A storyteller’s life is
an excitement indeed:
All tales of unknown  
I hope once to read


written by: Elena Štrok
graphic edit: Elena Štrok
additional edit: Leonie Englert
text edit: Chris Wallace

written by: Elena Štrok
directed by: Diane Mahín and Elena Štrok
camera and video edit: Elena Štrok
costumes, props: Elena Štrok
actors: Amanda Payne and Sabine Pendry
assistance: Leonie Englert, Luka Rodela
advisors: Loes Schakenbos, Tatyana van Walsum

idea and performer: Elena Štrok
composer and musician: Ante Medić

photos: Elena Štrok and Tom Philip Janssen (performance)

The Bura Suite is an interdisciplinary sci-fi fairy tale set in a speculative future on an Earth almost completely covered in water, on which the mountain Velebit is one of the last remaining pieces of land.

The story follows two scientists who are seduced by the idea that the wind, sea and other natural phenomena are more than the surface reveals; the idea that they are indeed ancient conscious entities. Driven by an insatiable desire for knowledge, they embark on a search for Bura, the oldest wind on the planet, in hope she will provide them with answers for their burning questions. Their journey, however, brings even more unexpected questions and challenges.

So what happens when, after years of research, Bura disappears? When the long-term stagnation takes over, and women have to face their own subconscious, questioning reality and their idealistic values?


The first movement of the suite comes in the form of a book. The story in it starts in medias res, in the moment the protagonists’ fears and insecurities approach their heights.

The story leads us through the three detrimental days of their years-long search for the wind called Bura. In order to conduct their research, they had to leave everything they know behind and let themselves drift away in the depths of the Adriatic Ocean, with a raft as their home and an orange tree as their food and shelter. 


In the video installation, a short film is played on a TV. It shows a scene of a fight between two women as they approach the very climax of their frustrations. Their conflict is shown with a touch of absurdity and humour – the women are portraied as cowgirls preparing for a psychological showdown. Even though their frustrations are very tangible, they never get to the point where they manage to seriously harm each other, arriving finally to the conclusion that their anger should not be projected one onto another. 

The second video is projected on the backdrop of the installation. It shows the surface of the sea once the wind Bura blows atop of it. 

The second movement is not an illustration of a scene from the story, but a different view on a specific event.


The last movement (so far) is presented through an audio-visual performance. It serves as a meditation on the interplay between two phenomena of the wind and the sea.

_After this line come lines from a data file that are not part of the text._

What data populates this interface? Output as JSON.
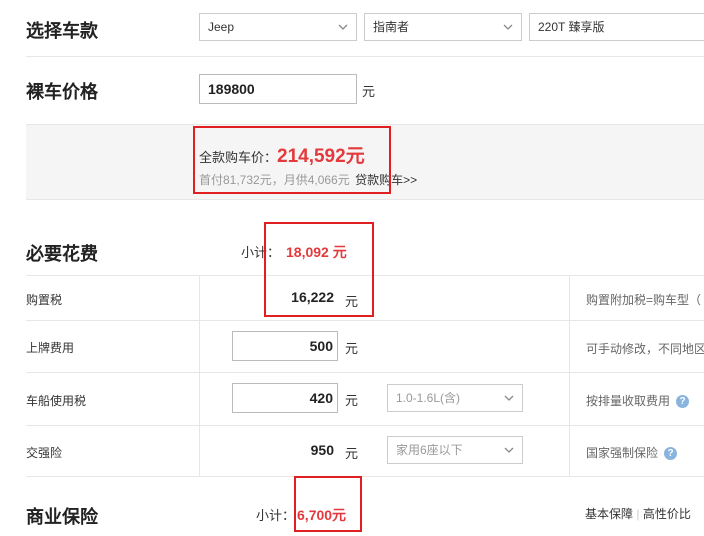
{
  "select_model": {
    "title": "选择车款",
    "brand": "Jeep",
    "series": "指南者",
    "trim": "220T 臻享版"
  },
  "bare_price": {
    "title": "裸车价格",
    "value": "189800",
    "unit": "元"
  },
  "summary": {
    "total_label": "全款购车价：",
    "total_value": "214,592元",
    "loan_info": "首付81,732元，月供4,066元",
    "loan_link": "贷款购车>>"
  },
  "required": {
    "title": "必要花费",
    "subtotal_label": "小计：",
    "subtotal_value": "18,092 元",
    "rows": [
      {
        "label": "购置税",
        "value": "16,222",
        "unit": "元",
        "note": "购置附加税=购车型（"
      },
      {
        "label": "上牌费用",
        "value": "500",
        "unit": "元",
        "note": "可手动修改，不同地区"
      },
      {
        "label": "车船使用税",
        "value": "420",
        "unit": "元",
        "select": "1.0-1.6L(含)",
        "note": "按排量收取费用"
      },
      {
        "label": "交强险",
        "value": "950",
        "unit": "元",
        "select": "家用6座以下",
        "note": "国家强制保险"
      }
    ]
  },
  "commercial": {
    "title": "商业保险",
    "subtotal_label": "小计：",
    "subtotal_value": "6,700元",
    "link_basic": "基本保障",
    "link_value": "高性价比",
    "link_divider": "|"
  },
  "colors": {
    "accent_red": "#e4393c",
    "box_red": "#e02020",
    "help_blue": "#8ab4e0"
  }
}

The sound is the character of wind Bura, and the Sea is personified by an oscilloscope. The same way that the wind blows as an unvisible force, the sound is created through mediums our eyes mostly cannot perceive. The frequencies of sound are then translated as electrical sygnals through an oscilloscope, thus creating an array of mesmerazing shapes that flow like water.

The performance itself lasts 20 minutes.